Located in Tanzania, the Amani library’s architecture provides different kinds of spaces and uses to promote a different approach to reading and learning, as an alternative to the typical frontal approach to lessons. Enclosed by thick earth walls and with access from the school, there is a multidisciplinary room for workshops meetings and lessons. The reading room is light and open with one of the façades connected to the verandah, creating a large space for recreation and movement.
The project is mainly constructed from using two materials: soil excavated from the site and locally collected wood. On-site production offered the possibility of employing local material and the same excavated soil for wall construction. The perimeter of the library is built with load-bearing walls using the rammed earth technique. Apart from its structural capacity, the earth regulates indoor humidity and temperature, saves energy and reduces environmental pollution. Also it is re-usable and saves expenses in material acquisition and transportation.
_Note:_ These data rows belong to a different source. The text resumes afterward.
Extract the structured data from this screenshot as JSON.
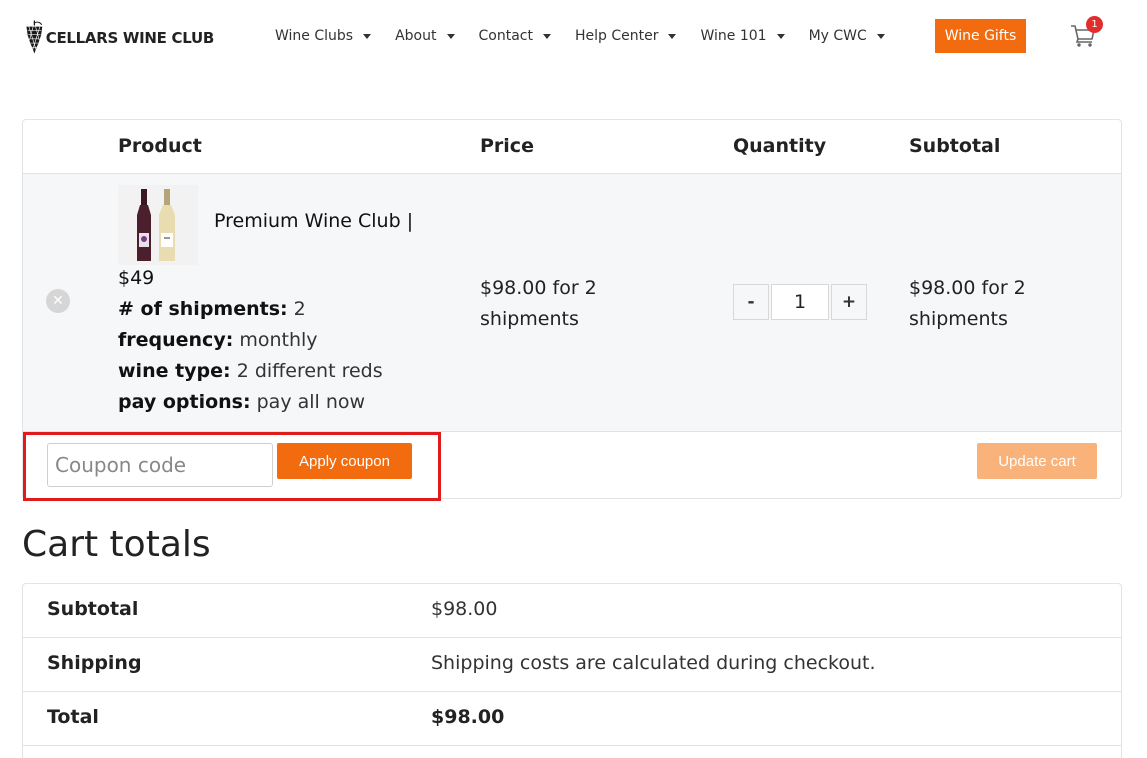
{
  "header": {
    "logo_text": "CELLARS WINE CLUB",
    "nav": [
      "Wine Clubs",
      "About",
      "Contact",
      "Help Center",
      "Wine 101",
      "My CWC"
    ],
    "gifts_label": "Wine Gifts",
    "cart_count": "1"
  },
  "cart": {
    "headers": {
      "product": "Product",
      "price": "Price",
      "quantity": "Quantity",
      "subtotal": "Subtotal"
    },
    "item": {
      "name": "Premium Wine Club |",
      "price_line": "$49",
      "meta": [
        {
          "label": "# of shipments:",
          "value": "2"
        },
        {
          "label": "frequency:",
          "value": "monthly"
        },
        {
          "label": "wine type:",
          "value": "2 different reds"
        },
        {
          "label": "pay options:",
          "value": "pay all now"
        }
      ],
      "price": "$98.00 for 2 shipments",
      "quantity": "1",
      "qty_minus": "-",
      "qty_plus": "+",
      "subtotal": "$98.00 for 2 shipments"
    },
    "coupon_placeholder": "Coupon code",
    "apply_label": "Apply coupon",
    "update_label": "Update cart"
  },
  "totals": {
    "title": "Cart totals",
    "rows": [
      {
        "label": "Subtotal",
        "value": "$98.00"
      },
      {
        "label": "Shipping",
        "value": "Shipping costs are calculated during checkout."
      },
      {
        "label": "Total",
        "value": "$98.00"
      }
    ]
  },
  "colors": {
    "accent": "#f26b0f",
    "accent_disabled": "#f8b27a",
    "highlight": "#e01b1b",
    "badge": "#e22d2d"
  }
}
Local handcraft can be found, among others, on the cypress doors and the bamboo enclosure at the verandah, as a way of promoting and strengthening the participation of local craftsmen, as well as raising awareness to the value of cultural heritage.
The construction of Amani Library was carried out in a short timeframe of four months through a workshop with both Kibaoni inhabitants and international participants. The workshop was regarded as a learning experience through an immersive, collaborative design-build project.
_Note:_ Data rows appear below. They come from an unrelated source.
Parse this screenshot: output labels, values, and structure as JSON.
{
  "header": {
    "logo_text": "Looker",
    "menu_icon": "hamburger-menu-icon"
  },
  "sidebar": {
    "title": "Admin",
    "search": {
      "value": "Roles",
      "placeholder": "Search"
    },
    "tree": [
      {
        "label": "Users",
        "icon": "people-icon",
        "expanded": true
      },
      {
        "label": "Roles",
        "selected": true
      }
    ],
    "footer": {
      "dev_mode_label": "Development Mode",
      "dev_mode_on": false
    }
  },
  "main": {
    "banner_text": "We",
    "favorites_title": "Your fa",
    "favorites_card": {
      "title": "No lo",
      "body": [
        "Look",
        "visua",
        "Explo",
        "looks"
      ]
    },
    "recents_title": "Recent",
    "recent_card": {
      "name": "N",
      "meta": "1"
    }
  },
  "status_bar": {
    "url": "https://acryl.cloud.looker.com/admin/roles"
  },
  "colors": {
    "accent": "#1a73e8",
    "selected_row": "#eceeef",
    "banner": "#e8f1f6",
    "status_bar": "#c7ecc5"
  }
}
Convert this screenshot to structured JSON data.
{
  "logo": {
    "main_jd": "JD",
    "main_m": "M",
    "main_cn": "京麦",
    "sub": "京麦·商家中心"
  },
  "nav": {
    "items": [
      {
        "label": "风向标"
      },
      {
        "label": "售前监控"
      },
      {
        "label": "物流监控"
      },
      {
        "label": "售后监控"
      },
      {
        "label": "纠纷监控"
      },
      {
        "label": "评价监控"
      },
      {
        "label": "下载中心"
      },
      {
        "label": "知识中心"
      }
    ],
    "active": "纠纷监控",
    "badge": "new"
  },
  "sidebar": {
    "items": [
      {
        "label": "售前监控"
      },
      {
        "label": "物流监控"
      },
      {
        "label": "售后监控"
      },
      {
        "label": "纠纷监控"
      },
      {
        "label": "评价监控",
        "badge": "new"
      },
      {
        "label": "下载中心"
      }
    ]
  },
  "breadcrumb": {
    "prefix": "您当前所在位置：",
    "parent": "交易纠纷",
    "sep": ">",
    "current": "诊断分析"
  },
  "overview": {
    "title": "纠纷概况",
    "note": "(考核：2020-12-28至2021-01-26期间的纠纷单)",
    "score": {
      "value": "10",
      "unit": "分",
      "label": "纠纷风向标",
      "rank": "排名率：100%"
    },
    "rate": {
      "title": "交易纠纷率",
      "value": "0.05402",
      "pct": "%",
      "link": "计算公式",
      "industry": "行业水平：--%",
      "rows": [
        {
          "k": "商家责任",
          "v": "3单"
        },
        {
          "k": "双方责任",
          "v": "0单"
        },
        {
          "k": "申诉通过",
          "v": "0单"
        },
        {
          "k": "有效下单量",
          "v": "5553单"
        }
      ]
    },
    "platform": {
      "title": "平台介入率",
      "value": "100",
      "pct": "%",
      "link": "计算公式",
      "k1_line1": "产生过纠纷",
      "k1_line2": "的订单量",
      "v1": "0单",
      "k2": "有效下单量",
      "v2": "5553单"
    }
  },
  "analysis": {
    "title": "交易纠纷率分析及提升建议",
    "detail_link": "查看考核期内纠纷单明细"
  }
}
The approach carries a developmental character, acting as “seed”, as it seeks to form a knowledge base that can contribute to the potential return of traditional materials and techniques in solving the problem of low-cost housing in rural environments.